▶ **Task to carry out**
Search the entries for the word "Version" and copy each line that has it.

(Items from an interface collection)

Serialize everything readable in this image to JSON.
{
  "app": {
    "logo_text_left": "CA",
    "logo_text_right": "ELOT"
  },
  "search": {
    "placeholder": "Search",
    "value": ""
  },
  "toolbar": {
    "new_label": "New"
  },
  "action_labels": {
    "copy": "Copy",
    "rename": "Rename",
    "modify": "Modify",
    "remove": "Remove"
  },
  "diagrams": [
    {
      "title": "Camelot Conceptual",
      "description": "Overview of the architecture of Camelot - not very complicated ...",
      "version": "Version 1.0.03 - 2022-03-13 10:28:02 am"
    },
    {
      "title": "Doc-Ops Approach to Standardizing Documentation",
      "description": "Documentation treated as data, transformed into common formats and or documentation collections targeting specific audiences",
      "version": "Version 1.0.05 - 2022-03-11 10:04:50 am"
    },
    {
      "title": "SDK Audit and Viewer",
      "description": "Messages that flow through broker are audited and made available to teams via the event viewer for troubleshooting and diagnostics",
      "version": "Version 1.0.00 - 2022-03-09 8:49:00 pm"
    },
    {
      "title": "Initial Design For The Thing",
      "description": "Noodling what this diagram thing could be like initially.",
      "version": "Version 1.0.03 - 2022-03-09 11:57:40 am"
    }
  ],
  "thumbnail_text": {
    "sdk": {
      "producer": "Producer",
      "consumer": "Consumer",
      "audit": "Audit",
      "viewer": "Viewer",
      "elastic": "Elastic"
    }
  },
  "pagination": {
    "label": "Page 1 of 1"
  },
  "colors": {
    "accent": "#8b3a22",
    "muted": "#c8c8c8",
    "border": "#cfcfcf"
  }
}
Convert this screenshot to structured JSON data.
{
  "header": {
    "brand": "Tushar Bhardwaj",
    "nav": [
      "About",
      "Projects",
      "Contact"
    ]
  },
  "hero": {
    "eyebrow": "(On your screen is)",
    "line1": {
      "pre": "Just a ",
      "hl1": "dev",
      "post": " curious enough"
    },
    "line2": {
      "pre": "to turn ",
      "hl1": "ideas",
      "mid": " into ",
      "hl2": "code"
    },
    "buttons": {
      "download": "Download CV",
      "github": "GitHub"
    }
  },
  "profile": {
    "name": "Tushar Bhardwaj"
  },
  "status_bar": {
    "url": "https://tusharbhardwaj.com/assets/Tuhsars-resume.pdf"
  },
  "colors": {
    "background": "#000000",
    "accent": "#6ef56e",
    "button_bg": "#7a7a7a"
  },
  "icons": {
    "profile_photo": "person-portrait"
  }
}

▶ **Your solution**
      "version": "Version 1.0.03 - 2022-03-13 10:28:02 am"
      "version": "Version 1.0.05 - 2022-03-11 10:04:50 am"
      "version": "Version 1.0.00 - 2022-03-09 8:49:00 pm"
      "version": "Version 1.0.03 - 2022-03-09 11:57:40 am"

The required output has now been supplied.